■ Task objective: Below are the entries; return every line among them that holds the word "with".

■ Exercise input:

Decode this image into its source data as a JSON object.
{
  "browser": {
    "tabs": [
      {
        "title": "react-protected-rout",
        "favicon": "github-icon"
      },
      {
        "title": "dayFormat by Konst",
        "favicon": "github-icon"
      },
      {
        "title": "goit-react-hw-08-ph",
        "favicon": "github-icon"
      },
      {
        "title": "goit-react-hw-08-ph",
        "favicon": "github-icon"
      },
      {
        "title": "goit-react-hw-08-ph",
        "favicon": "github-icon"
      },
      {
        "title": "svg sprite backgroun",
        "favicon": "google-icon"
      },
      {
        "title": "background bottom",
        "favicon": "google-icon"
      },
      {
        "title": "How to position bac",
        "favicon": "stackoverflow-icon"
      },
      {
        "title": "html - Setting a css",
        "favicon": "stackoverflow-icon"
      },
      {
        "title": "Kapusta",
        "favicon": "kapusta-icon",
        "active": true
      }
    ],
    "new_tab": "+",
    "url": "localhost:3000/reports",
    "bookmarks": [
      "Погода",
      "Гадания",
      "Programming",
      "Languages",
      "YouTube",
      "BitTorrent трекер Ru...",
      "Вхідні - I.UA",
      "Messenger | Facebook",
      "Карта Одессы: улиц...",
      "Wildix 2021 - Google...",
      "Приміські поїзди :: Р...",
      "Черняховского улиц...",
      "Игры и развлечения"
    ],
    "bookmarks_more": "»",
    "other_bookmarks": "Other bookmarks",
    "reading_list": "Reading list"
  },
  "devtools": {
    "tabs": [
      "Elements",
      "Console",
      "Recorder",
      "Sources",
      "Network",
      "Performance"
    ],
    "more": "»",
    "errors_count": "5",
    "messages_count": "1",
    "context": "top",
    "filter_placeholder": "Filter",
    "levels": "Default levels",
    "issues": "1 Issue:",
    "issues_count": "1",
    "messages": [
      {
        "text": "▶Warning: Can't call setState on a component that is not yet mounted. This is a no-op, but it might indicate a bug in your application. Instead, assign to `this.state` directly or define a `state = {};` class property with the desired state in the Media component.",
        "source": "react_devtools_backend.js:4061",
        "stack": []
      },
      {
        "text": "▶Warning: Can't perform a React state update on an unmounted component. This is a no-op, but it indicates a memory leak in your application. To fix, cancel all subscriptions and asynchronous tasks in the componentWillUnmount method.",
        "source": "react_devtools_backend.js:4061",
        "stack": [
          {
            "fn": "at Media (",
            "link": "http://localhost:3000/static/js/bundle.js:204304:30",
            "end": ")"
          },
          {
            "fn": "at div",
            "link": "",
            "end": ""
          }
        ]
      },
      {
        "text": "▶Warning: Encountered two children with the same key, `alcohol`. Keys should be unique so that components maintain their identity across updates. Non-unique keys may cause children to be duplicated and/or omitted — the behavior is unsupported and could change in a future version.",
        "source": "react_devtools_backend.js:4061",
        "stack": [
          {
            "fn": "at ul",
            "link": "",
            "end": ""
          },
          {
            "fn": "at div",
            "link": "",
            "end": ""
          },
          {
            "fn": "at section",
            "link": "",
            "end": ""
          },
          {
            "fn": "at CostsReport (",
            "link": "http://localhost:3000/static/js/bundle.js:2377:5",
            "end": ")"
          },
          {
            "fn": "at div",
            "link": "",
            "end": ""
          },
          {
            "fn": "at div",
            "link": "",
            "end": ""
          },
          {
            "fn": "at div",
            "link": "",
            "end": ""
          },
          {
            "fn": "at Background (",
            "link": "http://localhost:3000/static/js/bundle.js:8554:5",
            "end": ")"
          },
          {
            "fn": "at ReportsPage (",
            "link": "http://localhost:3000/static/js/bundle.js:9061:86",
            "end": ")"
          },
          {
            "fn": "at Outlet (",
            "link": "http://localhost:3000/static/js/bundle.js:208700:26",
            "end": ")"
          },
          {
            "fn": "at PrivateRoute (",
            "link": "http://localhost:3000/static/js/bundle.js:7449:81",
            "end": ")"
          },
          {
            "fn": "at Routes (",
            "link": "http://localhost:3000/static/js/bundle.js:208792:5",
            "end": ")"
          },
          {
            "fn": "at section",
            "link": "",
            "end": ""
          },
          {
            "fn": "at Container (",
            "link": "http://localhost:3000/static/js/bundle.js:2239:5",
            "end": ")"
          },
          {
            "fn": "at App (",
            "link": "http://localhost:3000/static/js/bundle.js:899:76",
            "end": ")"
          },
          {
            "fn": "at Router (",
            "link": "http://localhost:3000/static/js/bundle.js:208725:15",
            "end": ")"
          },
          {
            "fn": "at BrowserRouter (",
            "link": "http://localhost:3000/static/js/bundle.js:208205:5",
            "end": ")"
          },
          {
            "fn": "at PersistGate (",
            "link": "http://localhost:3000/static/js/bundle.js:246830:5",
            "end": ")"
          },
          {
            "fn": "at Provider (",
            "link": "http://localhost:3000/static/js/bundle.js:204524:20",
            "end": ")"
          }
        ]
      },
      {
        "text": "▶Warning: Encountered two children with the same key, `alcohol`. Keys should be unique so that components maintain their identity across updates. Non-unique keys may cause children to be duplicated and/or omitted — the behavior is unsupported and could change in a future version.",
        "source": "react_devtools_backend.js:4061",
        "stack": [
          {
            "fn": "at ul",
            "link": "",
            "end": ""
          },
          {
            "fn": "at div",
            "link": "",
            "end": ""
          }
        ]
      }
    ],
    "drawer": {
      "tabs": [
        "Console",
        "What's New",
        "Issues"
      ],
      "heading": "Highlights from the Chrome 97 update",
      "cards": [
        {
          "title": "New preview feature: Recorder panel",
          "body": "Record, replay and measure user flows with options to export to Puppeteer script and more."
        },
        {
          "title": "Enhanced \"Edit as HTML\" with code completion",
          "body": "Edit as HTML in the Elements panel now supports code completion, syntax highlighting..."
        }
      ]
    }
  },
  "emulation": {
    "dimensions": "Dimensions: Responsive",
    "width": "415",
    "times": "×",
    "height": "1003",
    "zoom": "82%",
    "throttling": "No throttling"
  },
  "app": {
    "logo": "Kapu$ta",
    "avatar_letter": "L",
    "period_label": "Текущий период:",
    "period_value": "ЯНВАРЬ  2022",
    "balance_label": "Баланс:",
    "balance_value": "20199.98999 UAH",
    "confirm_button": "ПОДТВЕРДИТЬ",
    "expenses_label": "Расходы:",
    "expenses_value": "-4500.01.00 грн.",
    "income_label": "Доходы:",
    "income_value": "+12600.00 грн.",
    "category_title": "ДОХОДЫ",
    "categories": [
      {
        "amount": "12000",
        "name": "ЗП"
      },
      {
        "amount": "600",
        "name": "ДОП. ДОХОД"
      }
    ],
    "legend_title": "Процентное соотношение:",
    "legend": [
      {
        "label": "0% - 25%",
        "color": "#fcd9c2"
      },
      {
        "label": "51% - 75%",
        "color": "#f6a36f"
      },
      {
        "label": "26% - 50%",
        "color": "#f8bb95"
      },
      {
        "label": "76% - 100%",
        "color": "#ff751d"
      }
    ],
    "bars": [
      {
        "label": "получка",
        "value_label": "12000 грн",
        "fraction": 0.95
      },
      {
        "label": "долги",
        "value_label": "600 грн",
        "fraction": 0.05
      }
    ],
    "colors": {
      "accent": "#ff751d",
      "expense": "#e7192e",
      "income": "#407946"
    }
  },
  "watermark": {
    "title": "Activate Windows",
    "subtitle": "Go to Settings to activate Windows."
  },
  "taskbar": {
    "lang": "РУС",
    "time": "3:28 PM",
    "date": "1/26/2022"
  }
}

■ Written reply:
        "text": "▶Warning: Can't call setState on a component that is not yet mounted. This is a no-op, but it might indicate a bug in your application. Instead, assign to `this.state` directly or define a `state = {};` class property with the desired state in the Media component.",
        "text": "▶Warning: Encountered two children with the same key, `alcohol`. Keys should be unique so that components maintain their identity across updates. Non-unique keys may cause children to be duplicated and/or omitted — the behavior is unsupported and could change in a future version.",
        "text": "▶Warning: Encountered two children with the same key, `alcohol`. Keys should be unique so that components maintain their identity across updates. Non-unique keys may cause children to be duplicated and/or omitted — the behavior is unsupported and could change in a future version.",
          "body": "Record, replay and measure user flows with options to export to Puppeteer script and more."
          "title": "Enhanced \"Edit as HTML\" with code completion",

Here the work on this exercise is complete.